Assignment —
Entries follow. Return each line that contains the word "JSON".

Record excerpts —
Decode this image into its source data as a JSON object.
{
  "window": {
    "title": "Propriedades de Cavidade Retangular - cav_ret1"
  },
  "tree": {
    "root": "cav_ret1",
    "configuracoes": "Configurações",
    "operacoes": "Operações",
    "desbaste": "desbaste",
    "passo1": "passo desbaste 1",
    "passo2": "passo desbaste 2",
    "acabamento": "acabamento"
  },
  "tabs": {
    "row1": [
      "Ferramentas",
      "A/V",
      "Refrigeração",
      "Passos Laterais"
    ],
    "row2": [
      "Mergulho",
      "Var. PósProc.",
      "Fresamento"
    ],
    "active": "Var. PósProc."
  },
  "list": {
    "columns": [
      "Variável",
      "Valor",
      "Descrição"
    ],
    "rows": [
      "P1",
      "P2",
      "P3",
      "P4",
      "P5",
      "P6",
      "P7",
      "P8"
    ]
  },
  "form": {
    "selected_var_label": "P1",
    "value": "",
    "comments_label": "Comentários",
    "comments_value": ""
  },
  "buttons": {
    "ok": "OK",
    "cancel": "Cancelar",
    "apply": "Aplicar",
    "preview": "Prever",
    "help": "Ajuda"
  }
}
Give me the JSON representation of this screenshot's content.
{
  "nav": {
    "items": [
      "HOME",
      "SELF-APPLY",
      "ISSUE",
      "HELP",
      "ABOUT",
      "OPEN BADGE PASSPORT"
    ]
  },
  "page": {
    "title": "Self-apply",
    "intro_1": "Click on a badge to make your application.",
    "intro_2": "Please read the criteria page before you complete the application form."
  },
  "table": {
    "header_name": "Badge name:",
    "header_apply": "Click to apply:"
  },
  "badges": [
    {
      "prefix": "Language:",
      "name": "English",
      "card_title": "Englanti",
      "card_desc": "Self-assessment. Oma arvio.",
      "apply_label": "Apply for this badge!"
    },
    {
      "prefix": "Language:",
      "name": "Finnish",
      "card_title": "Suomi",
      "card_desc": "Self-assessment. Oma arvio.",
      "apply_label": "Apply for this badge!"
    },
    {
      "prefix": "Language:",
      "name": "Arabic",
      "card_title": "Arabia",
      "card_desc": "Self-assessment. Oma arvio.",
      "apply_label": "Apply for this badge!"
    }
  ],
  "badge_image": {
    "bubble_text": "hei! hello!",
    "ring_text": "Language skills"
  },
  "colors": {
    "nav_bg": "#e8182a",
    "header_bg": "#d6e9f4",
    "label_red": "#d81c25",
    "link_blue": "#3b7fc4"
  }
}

Task response —
Decode this image into its source data as a JSON object.
Give me the JSON representation of this screenshot's content.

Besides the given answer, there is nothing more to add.